COVID Stress and Endometriosis
If you’ve struggled more with endometriosis symptoms during the pandemic, you’re not alone. A new survey describes how the COVID-19 pandemic has impacted people living with endometriosis. Not surprisingly, people with endometriosis have felt worse during the COVID-19 pandemic. They notice more stress and more endometriosis symptoms. Many report difficulty accessing medical care, like having scheduled procedures postponed, and appointments canceled. They’ve put off scheduling appointments because they’ve worried about getting sick.1
Worsening endo symptoms
Survey participants noticed the greatest increase in fatigue, back pain, and headache. They also commonly described anxiety. Many experienced changes in menstrual cycles. About 1 in 5 had increased pelvic pain, and about 15% experienced more painful periods. Digestion changes were also common: bloating, constipation, nausea. Many had trouble getting their prescriptions.
You may have noticed for yourself that stress tends to make your endometriosis symptoms worse. In fact, researchers found that stress and depression are correlated with increased endometriosis pain.2 And the pandemic has been nothing if not stressful for most of us—less than 4 per cent of the people in this survey said the pandemic had not been difficult for them.
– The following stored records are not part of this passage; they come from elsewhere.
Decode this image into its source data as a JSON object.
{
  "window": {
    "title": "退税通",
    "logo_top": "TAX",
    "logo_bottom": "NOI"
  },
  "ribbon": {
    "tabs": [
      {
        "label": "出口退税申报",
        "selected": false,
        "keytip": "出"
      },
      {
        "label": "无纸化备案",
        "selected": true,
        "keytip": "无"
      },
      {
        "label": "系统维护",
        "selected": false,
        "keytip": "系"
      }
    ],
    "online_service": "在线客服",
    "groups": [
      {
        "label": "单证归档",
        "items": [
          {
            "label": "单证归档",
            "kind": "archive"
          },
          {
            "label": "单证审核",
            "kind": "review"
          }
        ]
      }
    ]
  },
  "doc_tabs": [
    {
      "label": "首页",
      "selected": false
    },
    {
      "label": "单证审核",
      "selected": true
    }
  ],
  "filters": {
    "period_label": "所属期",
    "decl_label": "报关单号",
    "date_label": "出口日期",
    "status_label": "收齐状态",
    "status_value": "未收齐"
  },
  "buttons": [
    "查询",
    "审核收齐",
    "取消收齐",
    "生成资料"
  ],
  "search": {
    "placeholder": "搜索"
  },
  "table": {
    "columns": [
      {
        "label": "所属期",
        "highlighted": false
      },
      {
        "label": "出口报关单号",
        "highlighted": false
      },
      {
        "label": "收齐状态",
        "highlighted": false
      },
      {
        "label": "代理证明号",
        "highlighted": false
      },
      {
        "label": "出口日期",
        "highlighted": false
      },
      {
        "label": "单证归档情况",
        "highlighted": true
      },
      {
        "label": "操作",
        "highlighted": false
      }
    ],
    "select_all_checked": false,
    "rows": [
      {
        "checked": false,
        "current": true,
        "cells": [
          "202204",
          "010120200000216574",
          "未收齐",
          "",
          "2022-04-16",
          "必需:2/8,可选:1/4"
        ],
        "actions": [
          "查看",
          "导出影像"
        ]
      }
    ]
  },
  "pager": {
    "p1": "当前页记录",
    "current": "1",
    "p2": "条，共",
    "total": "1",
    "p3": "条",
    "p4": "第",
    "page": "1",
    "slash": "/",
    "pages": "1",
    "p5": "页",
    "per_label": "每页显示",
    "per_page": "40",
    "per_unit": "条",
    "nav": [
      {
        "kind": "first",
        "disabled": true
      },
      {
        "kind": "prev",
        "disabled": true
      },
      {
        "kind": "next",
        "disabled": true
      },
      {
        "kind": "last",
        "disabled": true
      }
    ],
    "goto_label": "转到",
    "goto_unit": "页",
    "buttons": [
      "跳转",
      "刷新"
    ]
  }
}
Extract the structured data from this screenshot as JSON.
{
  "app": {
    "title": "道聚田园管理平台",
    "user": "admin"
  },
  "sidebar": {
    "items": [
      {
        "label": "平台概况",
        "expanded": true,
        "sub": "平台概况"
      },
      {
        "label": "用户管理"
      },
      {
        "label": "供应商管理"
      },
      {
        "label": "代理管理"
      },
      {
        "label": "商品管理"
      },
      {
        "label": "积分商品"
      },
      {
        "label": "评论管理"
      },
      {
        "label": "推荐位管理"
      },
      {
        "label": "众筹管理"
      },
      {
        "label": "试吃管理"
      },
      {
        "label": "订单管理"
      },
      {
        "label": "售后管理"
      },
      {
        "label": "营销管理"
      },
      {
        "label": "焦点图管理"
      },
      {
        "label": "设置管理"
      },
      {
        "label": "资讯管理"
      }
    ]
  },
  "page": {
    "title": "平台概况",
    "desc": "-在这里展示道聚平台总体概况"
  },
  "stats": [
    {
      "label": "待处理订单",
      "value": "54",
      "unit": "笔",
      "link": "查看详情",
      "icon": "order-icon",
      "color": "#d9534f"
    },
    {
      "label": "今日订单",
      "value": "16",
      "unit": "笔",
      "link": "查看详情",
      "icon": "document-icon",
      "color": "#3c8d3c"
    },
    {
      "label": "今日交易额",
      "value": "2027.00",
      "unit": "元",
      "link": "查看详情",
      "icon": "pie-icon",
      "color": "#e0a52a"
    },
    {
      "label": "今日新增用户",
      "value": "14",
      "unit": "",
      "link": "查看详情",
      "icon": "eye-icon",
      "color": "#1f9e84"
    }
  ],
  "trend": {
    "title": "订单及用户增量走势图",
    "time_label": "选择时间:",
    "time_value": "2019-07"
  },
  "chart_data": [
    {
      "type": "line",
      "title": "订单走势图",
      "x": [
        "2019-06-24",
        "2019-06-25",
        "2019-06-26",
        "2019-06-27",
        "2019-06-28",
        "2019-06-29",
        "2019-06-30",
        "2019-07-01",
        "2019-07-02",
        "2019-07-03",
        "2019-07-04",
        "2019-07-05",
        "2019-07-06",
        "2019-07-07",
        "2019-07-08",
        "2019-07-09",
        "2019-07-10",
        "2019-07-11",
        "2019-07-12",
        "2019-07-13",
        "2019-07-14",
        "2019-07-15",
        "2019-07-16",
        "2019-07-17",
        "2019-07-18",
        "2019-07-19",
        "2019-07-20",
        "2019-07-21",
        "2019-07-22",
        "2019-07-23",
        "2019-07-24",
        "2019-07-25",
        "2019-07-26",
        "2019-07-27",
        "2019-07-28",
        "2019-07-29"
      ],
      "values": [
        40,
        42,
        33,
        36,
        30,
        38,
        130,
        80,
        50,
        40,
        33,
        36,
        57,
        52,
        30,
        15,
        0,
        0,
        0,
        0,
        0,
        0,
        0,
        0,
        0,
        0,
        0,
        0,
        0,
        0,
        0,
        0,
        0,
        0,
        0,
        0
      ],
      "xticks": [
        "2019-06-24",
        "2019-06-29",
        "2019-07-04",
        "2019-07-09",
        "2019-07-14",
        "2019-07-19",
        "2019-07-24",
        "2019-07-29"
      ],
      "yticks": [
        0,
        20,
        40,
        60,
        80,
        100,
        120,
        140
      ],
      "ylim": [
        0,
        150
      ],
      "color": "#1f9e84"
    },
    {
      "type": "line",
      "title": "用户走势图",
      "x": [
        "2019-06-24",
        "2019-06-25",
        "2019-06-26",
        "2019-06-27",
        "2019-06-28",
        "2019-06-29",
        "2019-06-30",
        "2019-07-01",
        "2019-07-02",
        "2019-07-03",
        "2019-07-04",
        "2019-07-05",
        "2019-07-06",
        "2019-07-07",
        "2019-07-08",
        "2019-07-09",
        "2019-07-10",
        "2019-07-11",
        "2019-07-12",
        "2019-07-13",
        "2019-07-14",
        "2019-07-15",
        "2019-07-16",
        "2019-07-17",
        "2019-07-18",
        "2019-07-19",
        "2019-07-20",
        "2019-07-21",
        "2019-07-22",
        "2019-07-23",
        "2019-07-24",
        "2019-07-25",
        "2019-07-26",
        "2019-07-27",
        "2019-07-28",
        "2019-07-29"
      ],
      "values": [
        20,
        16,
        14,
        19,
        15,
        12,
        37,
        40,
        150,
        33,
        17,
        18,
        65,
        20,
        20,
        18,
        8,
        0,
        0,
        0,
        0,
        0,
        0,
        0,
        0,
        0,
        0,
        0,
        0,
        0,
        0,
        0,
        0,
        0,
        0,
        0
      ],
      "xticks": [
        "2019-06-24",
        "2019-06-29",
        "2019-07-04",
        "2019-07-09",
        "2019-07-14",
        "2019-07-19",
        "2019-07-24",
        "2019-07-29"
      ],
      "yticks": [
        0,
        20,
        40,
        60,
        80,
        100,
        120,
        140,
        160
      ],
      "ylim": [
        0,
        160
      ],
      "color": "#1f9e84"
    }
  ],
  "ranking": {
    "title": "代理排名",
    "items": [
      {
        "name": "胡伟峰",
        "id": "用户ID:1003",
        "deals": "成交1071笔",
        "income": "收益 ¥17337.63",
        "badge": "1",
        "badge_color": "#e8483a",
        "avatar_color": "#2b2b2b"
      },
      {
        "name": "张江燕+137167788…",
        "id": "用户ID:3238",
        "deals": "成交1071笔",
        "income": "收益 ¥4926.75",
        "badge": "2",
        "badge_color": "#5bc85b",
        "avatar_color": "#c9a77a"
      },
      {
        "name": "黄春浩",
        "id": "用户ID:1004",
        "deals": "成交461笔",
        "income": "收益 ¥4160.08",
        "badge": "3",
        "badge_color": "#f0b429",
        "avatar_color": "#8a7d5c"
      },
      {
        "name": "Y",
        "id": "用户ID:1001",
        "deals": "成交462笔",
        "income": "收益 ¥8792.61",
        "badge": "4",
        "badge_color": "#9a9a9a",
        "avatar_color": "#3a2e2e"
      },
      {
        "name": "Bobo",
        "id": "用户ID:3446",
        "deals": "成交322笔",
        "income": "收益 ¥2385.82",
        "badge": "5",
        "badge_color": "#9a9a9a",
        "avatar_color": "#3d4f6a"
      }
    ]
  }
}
Tips for coping with stress
Is there any good news? Knowing that we’re not alone in the struggle can be helpful. Acknowledging the stress may be a reminder to focus on actions that we know help us cope. If you’re feeling overwhelmed, a mental health professional or your doctor can help. If that’s not available to you, talk to a family member or friend that you trust, or find an online support community.
Our bodies, minds, and hearts are interconnected. Research shows that holistic strategies like these, in addition to working with your health care team, can help cope with endometriosis pain.3
Educate yourself. Learn more about endometriosis. Focus your reading on reliable sources. Find social support. It may not be face-to-face, but a support group or person is key. As more of us have access to vaccines, we’ll be able to expand our bubbles for safer in-person meetings. Get some exercise if you can; this tends to improve both period pain and stress.4 It doesn’t have to be intense; one study found that just walking was helpful.5 Specifically, participants in a small study found that twice-weekly Hatha yoga for 8 weeks improved their endo pain.6 Mindfulness, progressive relaxation, and breathing exercises can help manage stress and worry. Get enough sleep. Easier said than done sometimes, I know. With our schedules changing constantly, it’s more important than ever to prioritize sleep. The National Sleep Foundation has guidelines to help with sleep in the time of COVID.
You are NOT alone
One of the biggest challenges of endometriosis is feeling like you’re suffering alone, that people don’t understand what’s happening with you. The pandemic has only increased this sense of isolation for so many of us. But it’s not just you; as this study points out, it’s been common to experience more trouble with endometriosis this past year. Finding your support community is more important now than ever, and will continue to help even as we move out of this stressful time.
People with endometriosis may also have bladder issues. Have you experienced overactive bladder (urinary frequency or urgency)?
Join the conversation